  • I want to say that is some really good advice here! Thanks! sèche serviette double emploi

    fatfatluve23 had this to say on Jun 15, 2011 Posts: 4
  • This is the first time I visit here. I found so many entertaining stuff in your blog, especially its discussion. From the tons of comments on your posts, I guess I am not the only one having all the leisure here! Keep up the excellent work.

    health magazine
    business magazine
    food magazine

    waqashbfm had this to say on Jun 22, 2011 Posts: 4
  • For most of the people mac is 50 times easier to control than xbox. But Salute to that person who introduced xbox in the industry. It has its own charm. Anyway good placement.
    security stickers

    iamasters had this to say on Jun 24, 2011 Posts: 7
  • This piece became an inspiration for me to share with everyone I know. I must commend the writer and the site as well for coming up with a marvelous creation like this. Your unparalleled presentation coupled with the passion and desire to nurture and teach people knew techniques and information is something that we must laud and applaud.
    tenant screening

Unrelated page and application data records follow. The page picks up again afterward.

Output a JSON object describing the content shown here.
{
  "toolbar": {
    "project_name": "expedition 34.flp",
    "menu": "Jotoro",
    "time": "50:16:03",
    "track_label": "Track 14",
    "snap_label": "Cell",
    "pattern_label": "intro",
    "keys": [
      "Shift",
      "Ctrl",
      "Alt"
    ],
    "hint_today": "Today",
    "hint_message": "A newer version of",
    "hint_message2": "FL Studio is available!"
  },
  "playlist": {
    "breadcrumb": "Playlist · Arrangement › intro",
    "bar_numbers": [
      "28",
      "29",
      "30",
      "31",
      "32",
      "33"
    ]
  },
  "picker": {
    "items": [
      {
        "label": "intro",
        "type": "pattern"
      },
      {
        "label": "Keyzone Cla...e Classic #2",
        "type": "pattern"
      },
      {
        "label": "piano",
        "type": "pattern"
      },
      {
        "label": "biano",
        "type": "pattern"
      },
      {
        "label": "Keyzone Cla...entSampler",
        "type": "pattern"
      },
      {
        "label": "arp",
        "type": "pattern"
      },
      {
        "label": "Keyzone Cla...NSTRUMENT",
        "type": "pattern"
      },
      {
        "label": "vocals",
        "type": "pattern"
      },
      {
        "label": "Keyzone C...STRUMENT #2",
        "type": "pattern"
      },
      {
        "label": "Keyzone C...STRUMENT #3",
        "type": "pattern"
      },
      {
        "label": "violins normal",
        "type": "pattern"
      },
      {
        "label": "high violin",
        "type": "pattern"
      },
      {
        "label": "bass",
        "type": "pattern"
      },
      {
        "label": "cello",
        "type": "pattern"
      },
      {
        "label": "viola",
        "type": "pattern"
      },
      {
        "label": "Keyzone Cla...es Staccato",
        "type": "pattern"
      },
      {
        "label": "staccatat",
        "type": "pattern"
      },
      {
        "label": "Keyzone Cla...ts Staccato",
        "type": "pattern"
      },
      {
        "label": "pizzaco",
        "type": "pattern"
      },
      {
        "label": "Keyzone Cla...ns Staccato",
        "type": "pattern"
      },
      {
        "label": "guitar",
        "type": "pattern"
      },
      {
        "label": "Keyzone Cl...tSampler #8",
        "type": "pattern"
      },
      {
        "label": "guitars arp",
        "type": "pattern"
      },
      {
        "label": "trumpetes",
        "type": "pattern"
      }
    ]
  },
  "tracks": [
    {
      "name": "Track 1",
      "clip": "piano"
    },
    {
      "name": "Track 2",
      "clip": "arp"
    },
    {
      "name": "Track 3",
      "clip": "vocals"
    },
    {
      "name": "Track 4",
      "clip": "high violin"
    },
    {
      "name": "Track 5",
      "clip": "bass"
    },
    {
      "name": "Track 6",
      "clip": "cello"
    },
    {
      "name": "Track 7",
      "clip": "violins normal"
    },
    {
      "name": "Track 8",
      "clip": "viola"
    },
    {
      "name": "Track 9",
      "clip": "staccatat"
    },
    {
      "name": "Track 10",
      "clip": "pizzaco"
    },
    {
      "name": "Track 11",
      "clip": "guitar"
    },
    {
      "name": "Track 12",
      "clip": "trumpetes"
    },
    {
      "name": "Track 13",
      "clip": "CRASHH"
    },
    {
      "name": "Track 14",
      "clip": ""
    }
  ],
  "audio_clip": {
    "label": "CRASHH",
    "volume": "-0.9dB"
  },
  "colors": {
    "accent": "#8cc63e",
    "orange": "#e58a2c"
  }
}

    apollosan had this to say on Jun 27, 2011 Posts: 16
  • Page 1 of 2 pages  1 2 >
You need log in, or register, in order to comment